A recent article about Hartlepool being a town left behind provoked a lot of emotion for Hartlepudlians that read it. I was one of them, I felt angry at the unfairness of cuts in comparison to other parts of the country.
After thinking about it for a few weeks, here are some of the things that the gospel (the good news about who Jesus is and what he's done) has to say to the situation:
Inequality - the North/South divide
Fear - the need for security
Politics - look after your own voters
The distribution of cuts is a political grenade. MP Iain Wright says “Areas that do not vote Tory are getting whacked”.
This isn’t the first time something like that has happened. In fact, you’d be hard pressed to find a time when it hasn’t happened. Politicians are looking to maintain their own positions and so want to look after their own voters. Why look after people who have historically never voted for you and are statistically unlikely to in the future?
We all hate this about politicians, and we are all blind to it in ourselves. I am not equally loving, generous or willing to serve to everyone I encounter. People’s behaviour towards me makes me more or less likely to help next time they need it. We love our friends, are indifferent to our acquaintances and hate our enemies to varying degrees. Is it any wonder that a world filled with people like me ends up with unfair practices that causes some to suffer and others to prosper? It’s only by God’s grace that it’s not even worse.
That’s not the way we were created. Before we existed, God existed in three persons, loving each other. The very nature of God is love . As the supreme demonstration of God’s nature, Jesus came, not to look after his own voters, but to love his enemies, to serve instead of seeking to be served, and to give his life so that we can be forgiven for our self-serving and be transformed to really love others.

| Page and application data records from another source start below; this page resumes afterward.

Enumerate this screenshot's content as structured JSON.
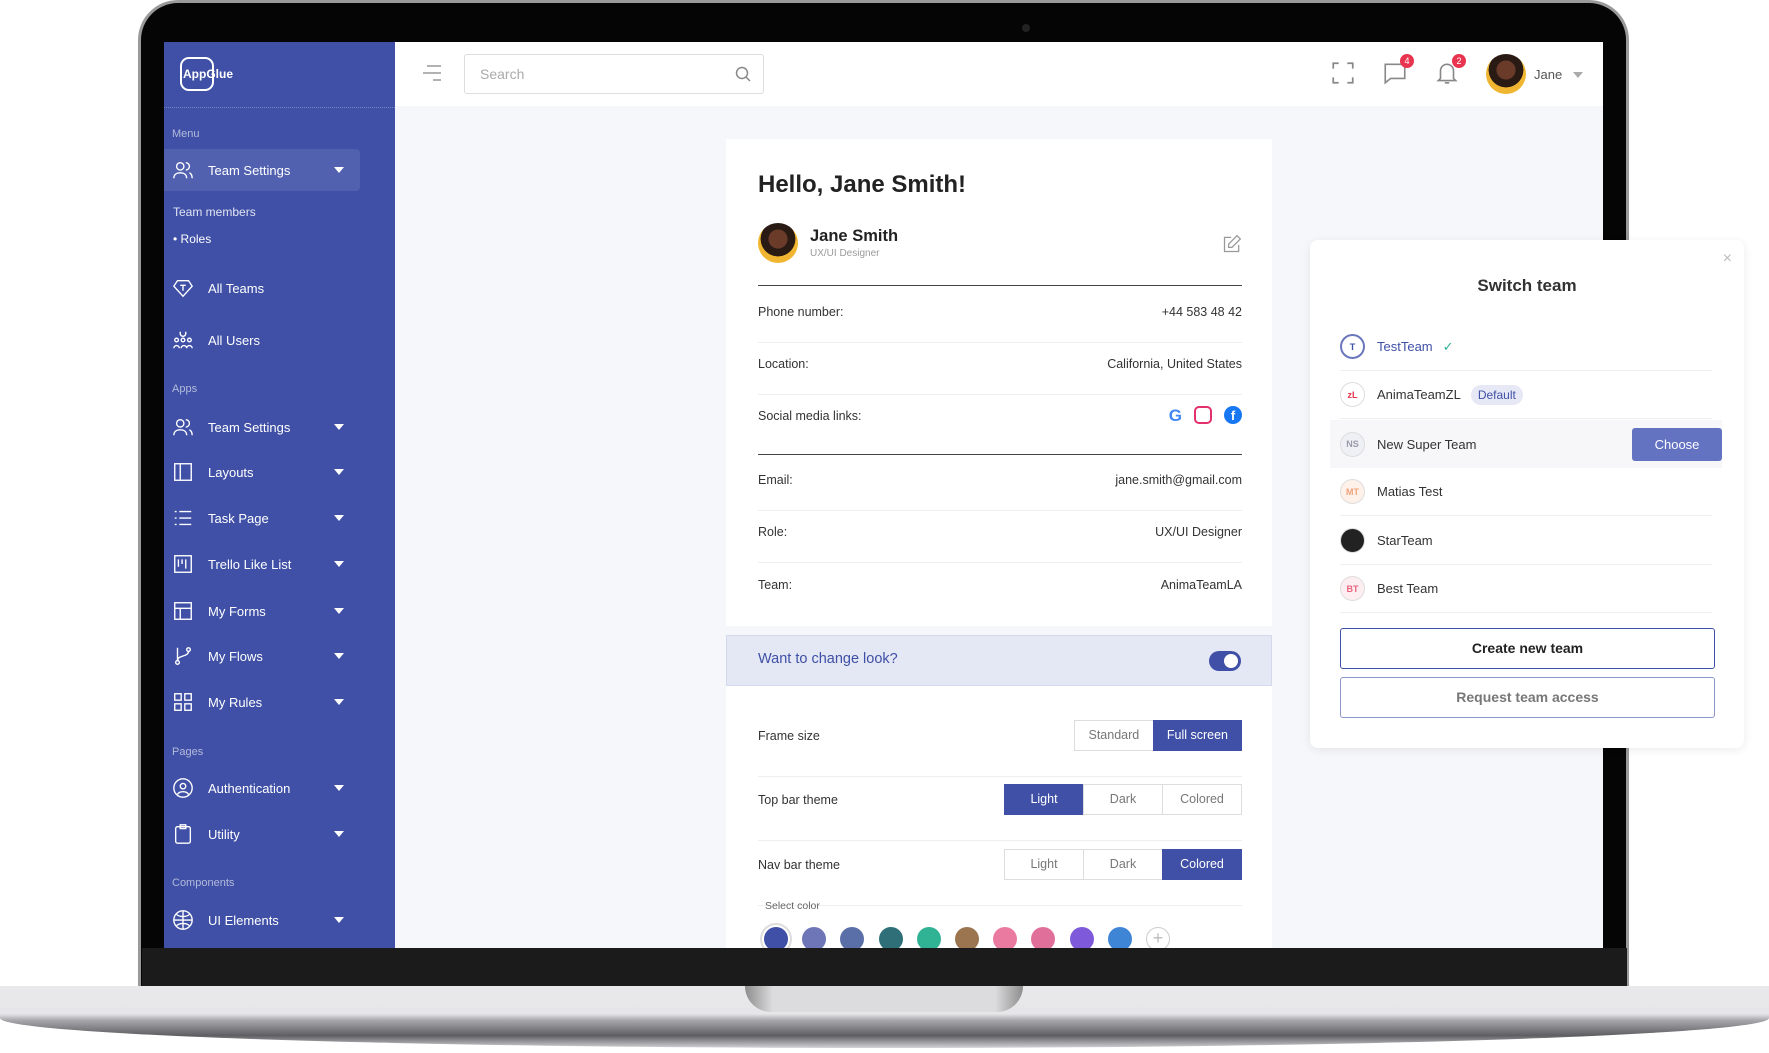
{
  "brand": {
    "logo": "AppGlue",
    "accent": "#3f50a6"
  },
  "sidebar": {
    "sections": {
      "menu": "Menu",
      "apps": "Apps",
      "pages": "Pages",
      "components": "Components"
    },
    "menu_item": {
      "label": "Team Settings",
      "icon": "users-icon"
    },
    "submenu": [
      "Team members",
      "Roles"
    ],
    "items": [
      {
        "label": "All Teams",
        "icon": "diamond-icon"
      },
      {
        "label": "All Users",
        "icon": "group-icon"
      }
    ],
    "apps": [
      {
        "label": "Team Settings",
        "icon": "users-icon"
      },
      {
        "label": "Layouts",
        "icon": "layout-icon"
      },
      {
        "label": "Task Page",
        "icon": "list-icon"
      },
      {
        "label": "Trello Like List",
        "icon": "kanban-icon"
      },
      {
        "label": "My Forms",
        "icon": "form-icon"
      },
      {
        "label": "My Flows",
        "icon": "flow-icon"
      },
      {
        "label": "My Rules",
        "icon": "grid-icon"
      }
    ],
    "pages": [
      {
        "label": "Authentication",
        "icon": "user-circle-icon"
      },
      {
        "label": "Utility",
        "icon": "clipboard-icon"
      }
    ],
    "components": [
      {
        "label": "UI Elements",
        "icon": "globe-icon"
      }
    ]
  },
  "topbar": {
    "search_placeholder": "Search",
    "messages_count": "4",
    "notifications_count": "2",
    "user": "Jane"
  },
  "profile": {
    "greeting": "Hello, Jane Smith!",
    "name": "Jane Smith",
    "title": "UX/UI Designer",
    "fields": [
      {
        "label": "Phone number:",
        "value": "+44 583 48 42"
      },
      {
        "label": "Location:",
        "value": "California, United States"
      },
      {
        "label": "Social media links:",
        "value": ""
      },
      {
        "label": "Email:",
        "value": "jane.smith@gmail.com"
      },
      {
        "label": "Role:",
        "value": "UX/UI Designer"
      },
      {
        "label": "Team:",
        "value": "AnimaTeamLA"
      }
    ],
    "social": [
      "google-icon",
      "instagram-icon",
      "facebook-icon"
    ]
  },
  "look": {
    "label": "Want to change look?",
    "enabled": true,
    "frame_size": {
      "label": "Frame size",
      "options": [
        "Standard",
        "Full screen"
      ],
      "selected": "Full screen"
    },
    "top_bar_theme": {
      "label": "Top bar theme",
      "options": [
        "Light",
        "Dark",
        "Colored"
      ],
      "selected": "Light"
    },
    "nav_bar_theme": {
      "label": "Nav bar theme",
      "options": [
        "Light",
        "Dark",
        "Colored"
      ],
      "selected": "Colored"
    },
    "select_color_label": "Select color",
    "colors": [
      "#3f50a6",
      "#6f76b8",
      "#5a6ea8",
      "#2f6f78",
      "#2fb394",
      "#9a7550",
      "#ea7aa0",
      "#e06f9a",
      "#7e5adb",
      "#3f85d6"
    ],
    "selected_color": "#3f50a6"
  },
  "switch_team": {
    "title": "Switch team",
    "teams": [
      {
        "initials": "T",
        "name": "TestTeam",
        "current": true
      },
      {
        "initials": "zL",
        "name": "AnimaTeamZL",
        "badge": "Default"
      },
      {
        "initials": "NS",
        "name": "New Super Team",
        "action": "Choose"
      },
      {
        "initials": "MT",
        "name": "Matias Test"
      },
      {
        "initials": "",
        "name": "StarTeam"
      },
      {
        "initials": "BT",
        "name": "Best Team"
      }
    ],
    "create": "Create new team",
    "request": "Request team access"
  }
}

the Son of Man came not to be served but to serve, and to give his life as a ransom for manyMatthew 20:28
picture by Craig Rodway